- _What the exercise asks_:
Would you repeat each line below precisely as it stands?

***** Supplied data

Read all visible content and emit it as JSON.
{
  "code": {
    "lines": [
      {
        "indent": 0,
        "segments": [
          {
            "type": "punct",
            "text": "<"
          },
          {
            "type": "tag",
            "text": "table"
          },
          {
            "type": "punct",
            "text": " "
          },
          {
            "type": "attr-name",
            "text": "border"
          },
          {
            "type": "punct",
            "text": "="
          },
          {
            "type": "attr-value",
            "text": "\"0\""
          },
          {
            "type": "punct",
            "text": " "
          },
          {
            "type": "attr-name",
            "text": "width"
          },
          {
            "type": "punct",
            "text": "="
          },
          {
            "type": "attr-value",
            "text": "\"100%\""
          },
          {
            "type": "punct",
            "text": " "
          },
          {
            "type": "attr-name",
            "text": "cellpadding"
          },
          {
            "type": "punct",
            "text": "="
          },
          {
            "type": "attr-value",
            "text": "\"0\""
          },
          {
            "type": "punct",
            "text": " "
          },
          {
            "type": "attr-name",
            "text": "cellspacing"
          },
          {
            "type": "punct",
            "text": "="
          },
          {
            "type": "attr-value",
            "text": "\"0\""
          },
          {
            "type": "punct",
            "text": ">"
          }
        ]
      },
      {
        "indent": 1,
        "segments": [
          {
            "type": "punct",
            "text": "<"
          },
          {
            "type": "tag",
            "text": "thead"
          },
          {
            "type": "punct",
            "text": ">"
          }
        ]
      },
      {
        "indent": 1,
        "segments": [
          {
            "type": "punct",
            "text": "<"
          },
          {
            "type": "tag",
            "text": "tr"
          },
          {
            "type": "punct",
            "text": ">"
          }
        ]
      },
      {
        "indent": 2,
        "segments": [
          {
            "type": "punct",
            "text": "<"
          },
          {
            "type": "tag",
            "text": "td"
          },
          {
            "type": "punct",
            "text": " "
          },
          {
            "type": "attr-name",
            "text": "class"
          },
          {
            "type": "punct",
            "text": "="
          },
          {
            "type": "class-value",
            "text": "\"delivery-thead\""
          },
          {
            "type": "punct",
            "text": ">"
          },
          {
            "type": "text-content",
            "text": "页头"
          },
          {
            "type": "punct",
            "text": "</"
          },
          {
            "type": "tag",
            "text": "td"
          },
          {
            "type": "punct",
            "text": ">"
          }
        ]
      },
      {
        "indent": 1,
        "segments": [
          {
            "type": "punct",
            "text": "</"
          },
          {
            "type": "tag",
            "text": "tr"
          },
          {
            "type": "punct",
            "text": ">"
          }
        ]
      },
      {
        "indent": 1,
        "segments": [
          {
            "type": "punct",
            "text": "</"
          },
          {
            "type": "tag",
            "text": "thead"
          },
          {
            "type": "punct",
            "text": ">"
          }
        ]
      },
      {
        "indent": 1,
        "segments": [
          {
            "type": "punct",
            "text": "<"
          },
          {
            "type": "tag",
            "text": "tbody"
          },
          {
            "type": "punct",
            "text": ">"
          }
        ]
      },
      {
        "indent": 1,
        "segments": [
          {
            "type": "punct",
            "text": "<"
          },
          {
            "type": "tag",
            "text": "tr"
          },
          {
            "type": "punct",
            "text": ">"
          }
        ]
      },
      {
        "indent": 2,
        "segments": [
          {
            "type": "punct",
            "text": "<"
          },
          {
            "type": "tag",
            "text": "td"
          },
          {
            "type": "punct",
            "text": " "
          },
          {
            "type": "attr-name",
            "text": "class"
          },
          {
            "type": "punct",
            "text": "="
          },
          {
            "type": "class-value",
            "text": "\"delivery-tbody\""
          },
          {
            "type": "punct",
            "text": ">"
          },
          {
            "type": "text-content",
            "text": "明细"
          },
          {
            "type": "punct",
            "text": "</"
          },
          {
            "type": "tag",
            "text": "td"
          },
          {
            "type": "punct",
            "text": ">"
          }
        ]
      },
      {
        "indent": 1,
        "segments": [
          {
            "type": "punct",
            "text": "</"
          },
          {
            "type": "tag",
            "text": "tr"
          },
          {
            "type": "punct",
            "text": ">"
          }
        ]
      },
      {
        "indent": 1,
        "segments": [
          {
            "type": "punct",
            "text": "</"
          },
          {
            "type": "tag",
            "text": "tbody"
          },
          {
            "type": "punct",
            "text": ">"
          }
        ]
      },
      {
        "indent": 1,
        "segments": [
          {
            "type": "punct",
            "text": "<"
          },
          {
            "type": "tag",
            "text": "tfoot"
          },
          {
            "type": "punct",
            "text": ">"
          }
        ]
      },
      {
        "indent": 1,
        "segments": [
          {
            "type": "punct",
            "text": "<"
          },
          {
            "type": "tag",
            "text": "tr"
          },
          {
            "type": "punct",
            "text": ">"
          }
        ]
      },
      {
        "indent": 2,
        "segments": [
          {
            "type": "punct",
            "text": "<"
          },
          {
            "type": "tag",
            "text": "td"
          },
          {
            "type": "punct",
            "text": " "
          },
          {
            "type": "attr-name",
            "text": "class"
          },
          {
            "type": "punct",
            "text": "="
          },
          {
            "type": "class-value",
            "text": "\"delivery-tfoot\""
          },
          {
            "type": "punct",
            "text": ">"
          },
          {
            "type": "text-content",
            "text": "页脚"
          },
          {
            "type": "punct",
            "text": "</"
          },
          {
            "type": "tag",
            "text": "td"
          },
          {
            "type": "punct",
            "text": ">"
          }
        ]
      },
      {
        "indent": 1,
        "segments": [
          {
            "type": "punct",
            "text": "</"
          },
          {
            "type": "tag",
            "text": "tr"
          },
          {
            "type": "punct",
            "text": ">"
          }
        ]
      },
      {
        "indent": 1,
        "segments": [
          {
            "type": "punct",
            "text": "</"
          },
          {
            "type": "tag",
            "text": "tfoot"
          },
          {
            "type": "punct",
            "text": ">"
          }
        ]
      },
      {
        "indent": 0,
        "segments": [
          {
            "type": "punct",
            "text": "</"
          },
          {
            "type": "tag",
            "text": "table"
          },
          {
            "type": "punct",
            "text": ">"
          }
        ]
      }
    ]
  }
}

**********

- _Problem solution_:
Read all visible content and emit it as JSON.
{
  "code": {
    "lines": [
      {
        "indent": 0,
        "segments": [
          {
            "type": "punct",
            "text": "<"
          },
          {
            "type": "tag",
            "text": "table"
          },
          {
            "type": "punct",
            "text": " "
          },
          {
            "type": "attr-name",
            "text": "border"
          },
          {
            "type": "punct",
            "text": "="
          },
          {
            "type": "attr-value",
            "text": "\"0\""
          },
          {
            "type": "punct",
            "text": " "
          },
          {
            "type": "attr-name",
            "text": "width"
          },
          {
            "type": "punct",
            "text": "="
          },
          {
            "type": "attr-value",
            "text": "\"100%\""
          },
          {
            "type": "punct",
            "text": " "
          },
          {
            "type": "attr-name",
            "text": "cellpadding"
          },
          {
            "type": "punct",
            "text": "="
          },
          {
            "type": "attr-value",
            "text": "\"0\""
          },
          {
            "type": "punct",
            "text": " "
          },
          {
            "type": "attr-name",
            "text": "cellspacing"
          },
          {
            "type": "punct",
            "text": "="
          },
          {
            "type": "attr-value",
            "text": "\"0\""
          },
          {
            "type": "punct",
            "text": ">"
          }
        ]
      },
      {
        "indent": 1,
        "segments": [
          {
            "type": "punct",
            "text": "<"
          },
          {
            "type": "tag",
            "text": "thead"
          },
          {
            "type": "punct",
            "text": ">"
          }
        ]
      },
      {
        "indent": 1,
        "segments": [
          {
            "type": "punct",
            "text": "<"
          },
          {
            "type": "tag",
            "text": "tr"
          },
          {
            "type": "punct",
            "text": ">"
          }
        ]
      },
      {
        "indent": 2,
        "segments": [
          {
            "type": "punct",
            "text": "<"
          },
          {
            "type": "tag",
            "text": "td"
          },
          {
            "type": "punct",
            "text": " "
          },
          {
            "type": "attr-name",
            "text": "class"
          },
          {
            "type": "punct",
            "text": "="
          },
          {
            "type": "class-value",
            "text": "\"delivery-thead\""
          },
          {
            "type": "punct",
            "text": ">"
          },
          {
            "type": "text-content",
            "text": "页头"
          },
          {
            "type": "punct",
            "text": "</"
          },
          {
            "type": "tag",
            "text": "td"
          },
          {
            "type": "punct",
            "text": ">"
          }
        ]
      },
      {
        "indent": 1,
        "segments": [
          {
            "type": "punct",
            "text": "</"
          },
          {
            "type": "tag",
            "text": "tr"
          },
          {
            "type": "punct",
            "text": ">"
          }
        ]
      },
      {
        "indent": 1,
        "segments": [
          {
            "type": "punct",
            "text": "</"
          },
          {
            "type": "tag",
            "text": "thead"
          },
          {
            "type": "punct",
            "text": ">"
          }
        ]
      },
      {
        "indent": 1,
        "segments": [
          {
            "type": "punct",
            "text": "<"
          },
          {
            "type": "tag",
            "text": "tbody"
          },
          {
            "type": "punct",
            "text": ">"
          }
        ]
      },
      {
        "indent": 1,
        "segments": [
          {
            "type": "punct",
            "text": "<"
          },
          {
            "type": "tag",
            "text": "tr"
          },
          {
            "type": "punct",
            "text": ">"
          }
        ]
      },
      {
        "indent": 2,
        "segments": [
          {
            "type": "punct",
            "text": "<"
          },
          {
            "type": "tag",
            "text": "td"
          },
          {
            "type": "punct",
            "text": " "
          },
          {
            "type": "attr-name",
            "text": "class"
          },
          {
            "type": "punct",
            "text": "="
          },
          {
            "type": "class-value",
            "text": "\"delivery-tbody\""
          },
          {
            "type": "punct",
            "text": ">"
          },
          {
            "type": "text-content",
            "text": "明细"
          },
          {
            "type": "punct",
            "text": "</"
          },
          {
            "type": "tag",
            "text": "td"
          },
          {
            "type": "punct",
            "text": ">"
          }
        ]
      },
      {
        "indent": 1,
        "segments": [
          {
            "type": "punct",
            "text": "</"
          },
          {
            "type": "tag",
            "text": "tr"
          },
          {
            "type": "punct",
            "text": ">"
          }
        ]
      },
      {
        "indent": 1,
        "segments": [
          {
            "type": "punct",
            "text": "</"
          },
          {
            "type": "tag",
            "text": "tbody"
          },
          {
            "type": "punct",
            "text": ">"
          }
        ]
      },
      {
        "indent": 1,
        "segments": [
          {
            "type": "punct",
            "text": "<"
          },
          {
            "type": "tag",
            "text": "tfoot"
          },
          {
            "type": "punct",
            "text": ">"
          }
        ]
      },
      {
        "indent": 1,
        "segments": [
          {
            "type": "punct",
            "text": "<"
          },
          {
            "type": "tag",
            "text": "tr"
          },
          {
            "type": "punct",
            "text": ">"
          }
        ]
      },
      {
        "indent": 2,
        "segments": [
          {
            "type": "punct",
            "text": "<"
          },
          {
            "type": "tag",
            "text": "td"
          },
          {
            "type": "punct",
            "text": " "
          },
          {
            "type": "attr-name",
            "text": "class"
          },
          {
            "type": "punct",
            "text": "="
          },
          {
            "type": "class-value",
            "text": "\"delivery-tfoot\""
          },
          {
            "type": "punct",
            "text": ">"
          },
          {
            "type": "text-content",
            "text": "页脚"
          },
          {
            "type": "punct",
            "text": "</"
          },
          {
            "type": "tag",
            "text": "td"
          },
          {
            "type": "punct",
            "text": ">"
          }
        ]
      },
      {
        "indent": 1,
        "segments": [
          {
            "type": "punct",
            "text": "</"
          },
          {
            "type": "tag",
            "text": "tr"
          },
          {
            "type": "punct",
            "text": ">"
          }
        ]
      },
      {
        "indent": 1,
        "segments": [
          {
            "type": "punct",
            "text": "</"
          },
          {
            "type": "tag",
            "text": "tfoot"
          },
          {
            "type": "punct",
            "text": ">"
          }
        ]
      },
      {
        "indent": 0,
        "segments": [
          {
            "type": "punct",
            "text": "</"
          },
          {
            "type": "tag",
            "text": "table"
          },
          {
            "type": "punct",
            "text": ">"
          }
        ]
      }
    ]
  }
}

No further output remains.